◆ TASK DETAILS: If a line in the listing below includes the string "true", pull it out.
━━━━━━━━━━
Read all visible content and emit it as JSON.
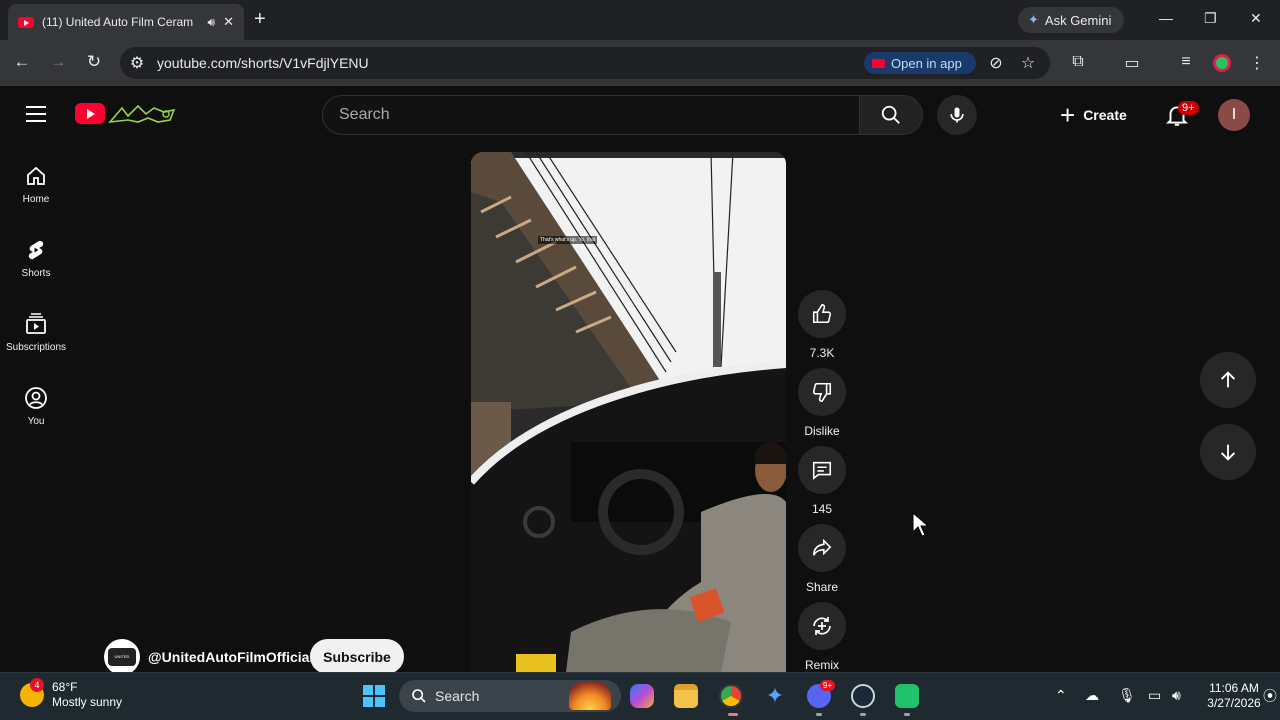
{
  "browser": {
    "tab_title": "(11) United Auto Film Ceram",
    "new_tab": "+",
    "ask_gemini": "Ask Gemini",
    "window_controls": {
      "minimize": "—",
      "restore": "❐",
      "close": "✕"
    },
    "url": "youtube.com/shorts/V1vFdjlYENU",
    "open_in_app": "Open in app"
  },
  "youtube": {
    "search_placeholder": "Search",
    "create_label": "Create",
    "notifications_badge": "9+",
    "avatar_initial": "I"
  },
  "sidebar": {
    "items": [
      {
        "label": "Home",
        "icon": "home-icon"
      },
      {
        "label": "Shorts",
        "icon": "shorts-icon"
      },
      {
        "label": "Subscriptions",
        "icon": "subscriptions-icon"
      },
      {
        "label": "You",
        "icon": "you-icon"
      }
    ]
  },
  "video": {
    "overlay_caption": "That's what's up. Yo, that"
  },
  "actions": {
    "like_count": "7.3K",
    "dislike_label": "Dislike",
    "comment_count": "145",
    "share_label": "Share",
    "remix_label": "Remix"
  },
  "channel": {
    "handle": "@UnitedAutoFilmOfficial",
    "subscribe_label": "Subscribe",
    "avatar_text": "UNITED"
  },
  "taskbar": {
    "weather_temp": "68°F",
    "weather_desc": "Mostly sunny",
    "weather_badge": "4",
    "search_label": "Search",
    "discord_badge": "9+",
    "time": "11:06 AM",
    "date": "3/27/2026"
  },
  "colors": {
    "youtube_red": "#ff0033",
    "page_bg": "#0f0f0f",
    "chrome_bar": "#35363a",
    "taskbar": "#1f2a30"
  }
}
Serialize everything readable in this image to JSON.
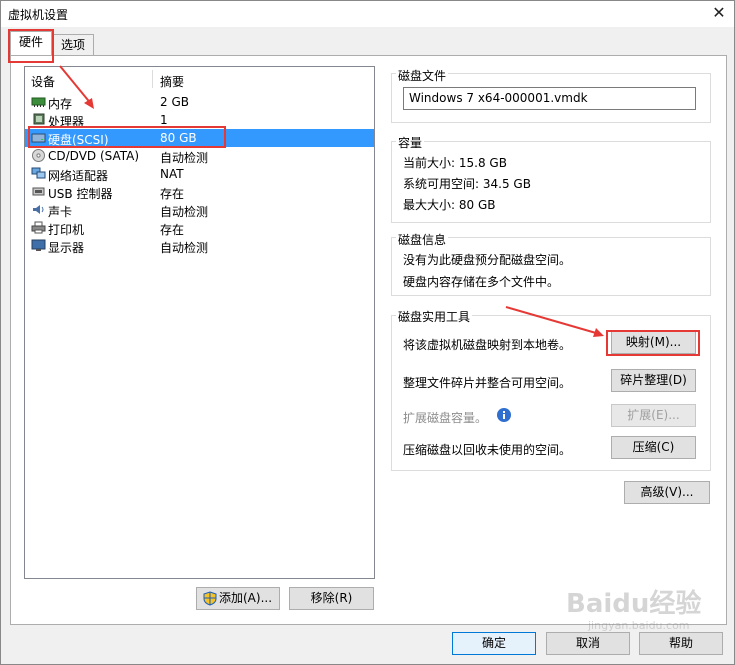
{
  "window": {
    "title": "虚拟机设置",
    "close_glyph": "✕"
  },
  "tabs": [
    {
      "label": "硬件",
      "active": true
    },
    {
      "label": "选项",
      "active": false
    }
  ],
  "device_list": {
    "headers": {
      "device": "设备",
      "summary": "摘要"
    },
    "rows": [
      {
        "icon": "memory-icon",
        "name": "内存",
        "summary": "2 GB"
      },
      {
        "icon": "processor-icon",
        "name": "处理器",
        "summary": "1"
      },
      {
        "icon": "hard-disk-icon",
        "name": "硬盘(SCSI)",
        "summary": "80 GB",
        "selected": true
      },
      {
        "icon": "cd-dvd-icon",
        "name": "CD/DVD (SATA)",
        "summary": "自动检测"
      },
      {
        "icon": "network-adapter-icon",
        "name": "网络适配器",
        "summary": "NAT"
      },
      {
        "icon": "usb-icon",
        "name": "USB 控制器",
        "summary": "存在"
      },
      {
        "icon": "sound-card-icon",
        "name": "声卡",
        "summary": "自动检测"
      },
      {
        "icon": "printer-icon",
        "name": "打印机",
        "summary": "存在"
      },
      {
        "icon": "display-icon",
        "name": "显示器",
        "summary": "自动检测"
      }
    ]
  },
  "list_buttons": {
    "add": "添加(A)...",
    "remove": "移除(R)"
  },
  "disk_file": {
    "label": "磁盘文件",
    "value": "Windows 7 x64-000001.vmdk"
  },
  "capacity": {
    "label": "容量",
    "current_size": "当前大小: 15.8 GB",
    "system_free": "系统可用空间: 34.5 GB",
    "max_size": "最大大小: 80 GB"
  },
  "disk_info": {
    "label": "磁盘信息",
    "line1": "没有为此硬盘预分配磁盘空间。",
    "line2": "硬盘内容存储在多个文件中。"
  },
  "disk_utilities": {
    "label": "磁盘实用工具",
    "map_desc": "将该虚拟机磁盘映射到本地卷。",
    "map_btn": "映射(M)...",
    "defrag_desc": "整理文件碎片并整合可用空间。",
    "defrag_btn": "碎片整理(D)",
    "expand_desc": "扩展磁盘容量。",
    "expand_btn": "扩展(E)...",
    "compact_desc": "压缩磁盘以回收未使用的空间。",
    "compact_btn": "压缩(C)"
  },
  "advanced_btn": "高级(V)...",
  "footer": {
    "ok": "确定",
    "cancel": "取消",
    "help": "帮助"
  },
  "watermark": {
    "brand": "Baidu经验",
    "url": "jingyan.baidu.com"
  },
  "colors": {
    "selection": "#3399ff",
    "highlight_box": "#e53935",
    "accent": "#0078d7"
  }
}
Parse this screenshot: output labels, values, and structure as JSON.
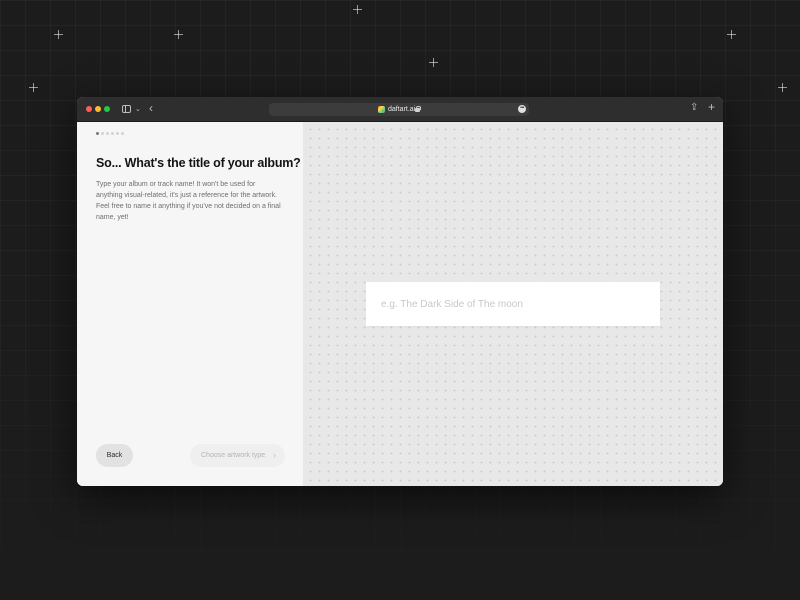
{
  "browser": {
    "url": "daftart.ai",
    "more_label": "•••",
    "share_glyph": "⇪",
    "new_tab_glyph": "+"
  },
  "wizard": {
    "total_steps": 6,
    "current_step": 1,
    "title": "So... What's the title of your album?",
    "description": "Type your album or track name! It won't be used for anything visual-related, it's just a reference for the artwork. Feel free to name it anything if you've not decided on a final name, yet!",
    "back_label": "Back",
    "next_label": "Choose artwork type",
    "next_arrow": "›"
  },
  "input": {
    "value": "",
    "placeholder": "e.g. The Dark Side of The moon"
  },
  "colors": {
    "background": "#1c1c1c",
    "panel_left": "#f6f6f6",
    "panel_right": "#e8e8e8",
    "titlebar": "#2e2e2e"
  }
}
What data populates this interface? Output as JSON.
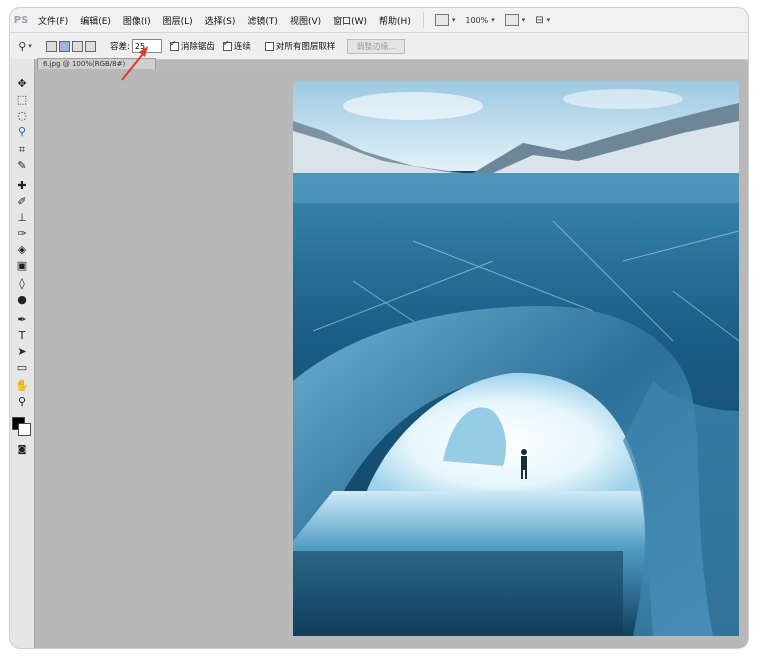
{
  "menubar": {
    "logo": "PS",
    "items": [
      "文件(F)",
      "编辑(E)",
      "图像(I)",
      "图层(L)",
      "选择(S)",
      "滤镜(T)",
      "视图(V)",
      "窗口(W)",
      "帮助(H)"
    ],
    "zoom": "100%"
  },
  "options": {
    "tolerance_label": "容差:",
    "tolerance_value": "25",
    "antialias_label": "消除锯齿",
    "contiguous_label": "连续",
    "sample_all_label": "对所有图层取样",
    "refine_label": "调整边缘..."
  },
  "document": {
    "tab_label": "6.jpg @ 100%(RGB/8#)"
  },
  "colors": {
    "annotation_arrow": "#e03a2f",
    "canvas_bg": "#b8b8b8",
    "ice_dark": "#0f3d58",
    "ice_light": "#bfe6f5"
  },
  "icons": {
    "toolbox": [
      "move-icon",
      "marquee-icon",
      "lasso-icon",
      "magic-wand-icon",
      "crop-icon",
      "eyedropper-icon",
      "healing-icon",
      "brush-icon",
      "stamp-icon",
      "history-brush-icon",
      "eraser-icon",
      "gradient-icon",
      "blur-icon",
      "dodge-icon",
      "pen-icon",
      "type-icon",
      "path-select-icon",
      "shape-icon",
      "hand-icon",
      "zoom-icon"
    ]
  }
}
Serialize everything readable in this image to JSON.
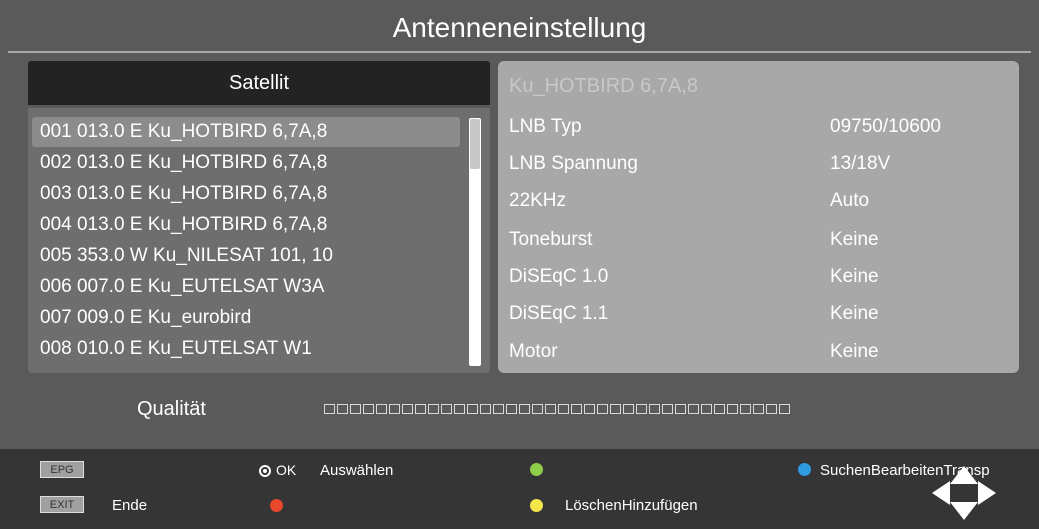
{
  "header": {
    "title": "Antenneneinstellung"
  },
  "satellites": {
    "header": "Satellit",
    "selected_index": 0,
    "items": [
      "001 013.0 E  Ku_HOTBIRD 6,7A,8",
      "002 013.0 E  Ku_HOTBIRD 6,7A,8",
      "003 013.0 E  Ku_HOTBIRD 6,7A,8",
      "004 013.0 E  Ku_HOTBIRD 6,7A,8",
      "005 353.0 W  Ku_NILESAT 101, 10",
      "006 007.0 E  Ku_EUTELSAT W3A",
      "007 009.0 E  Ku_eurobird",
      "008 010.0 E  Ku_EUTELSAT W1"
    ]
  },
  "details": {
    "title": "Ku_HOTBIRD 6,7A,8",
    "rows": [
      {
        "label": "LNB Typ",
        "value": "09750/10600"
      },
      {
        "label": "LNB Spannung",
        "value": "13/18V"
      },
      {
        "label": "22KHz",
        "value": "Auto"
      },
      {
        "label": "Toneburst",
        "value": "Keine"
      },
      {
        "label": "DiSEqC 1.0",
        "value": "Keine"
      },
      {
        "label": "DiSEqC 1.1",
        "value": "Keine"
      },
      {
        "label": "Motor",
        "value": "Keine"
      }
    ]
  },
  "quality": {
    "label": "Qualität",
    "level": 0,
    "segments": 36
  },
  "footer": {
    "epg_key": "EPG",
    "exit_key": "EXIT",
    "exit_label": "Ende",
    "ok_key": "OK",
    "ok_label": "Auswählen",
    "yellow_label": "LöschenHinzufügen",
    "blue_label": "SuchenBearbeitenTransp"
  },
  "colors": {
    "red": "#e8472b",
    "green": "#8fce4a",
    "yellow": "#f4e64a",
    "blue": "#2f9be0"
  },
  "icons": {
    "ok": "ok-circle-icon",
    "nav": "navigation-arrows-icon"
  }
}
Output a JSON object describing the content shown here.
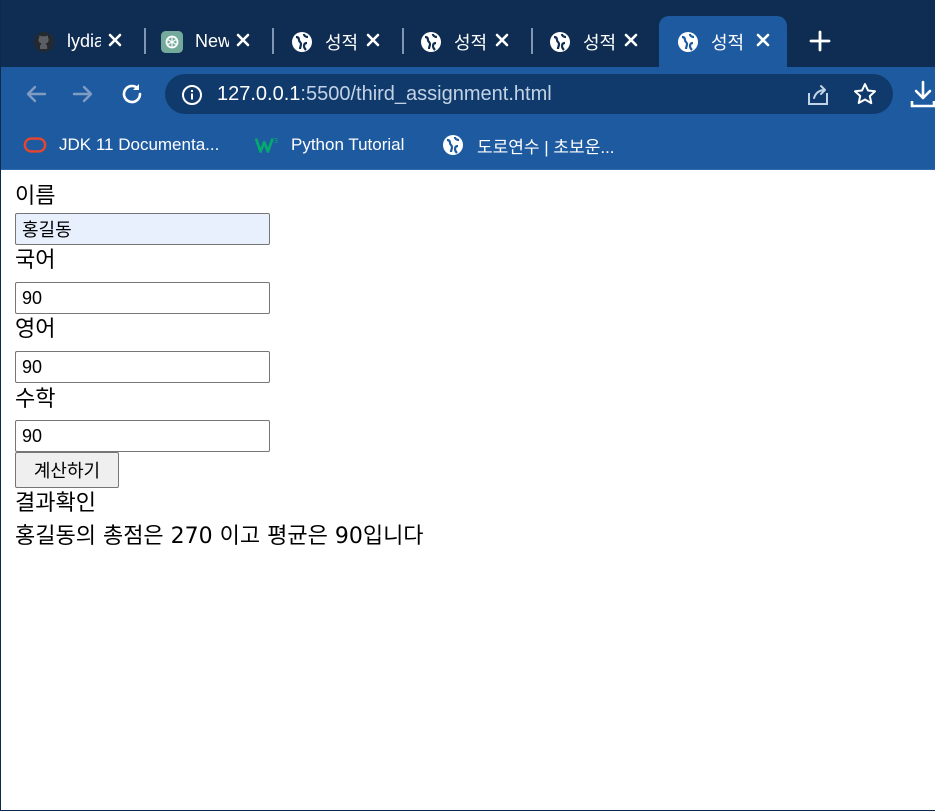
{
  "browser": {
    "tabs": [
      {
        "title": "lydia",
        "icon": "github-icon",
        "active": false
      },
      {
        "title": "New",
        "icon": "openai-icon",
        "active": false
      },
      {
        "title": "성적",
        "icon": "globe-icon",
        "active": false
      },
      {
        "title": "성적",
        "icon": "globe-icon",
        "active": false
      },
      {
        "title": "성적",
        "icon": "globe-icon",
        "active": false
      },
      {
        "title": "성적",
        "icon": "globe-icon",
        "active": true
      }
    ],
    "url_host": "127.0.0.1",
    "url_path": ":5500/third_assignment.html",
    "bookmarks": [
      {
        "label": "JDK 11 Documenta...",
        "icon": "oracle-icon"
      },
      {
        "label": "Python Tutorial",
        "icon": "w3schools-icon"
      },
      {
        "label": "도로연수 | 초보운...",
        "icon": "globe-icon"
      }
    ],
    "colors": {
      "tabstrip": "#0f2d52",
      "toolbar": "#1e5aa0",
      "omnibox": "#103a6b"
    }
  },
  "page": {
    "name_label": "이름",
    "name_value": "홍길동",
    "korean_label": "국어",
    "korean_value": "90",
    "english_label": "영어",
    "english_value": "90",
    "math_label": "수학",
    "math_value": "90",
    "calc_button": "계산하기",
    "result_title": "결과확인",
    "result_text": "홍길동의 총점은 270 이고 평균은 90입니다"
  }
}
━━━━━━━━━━
◆ ANSWER SECTION:
      "active": true
        "selected": true
        "active": true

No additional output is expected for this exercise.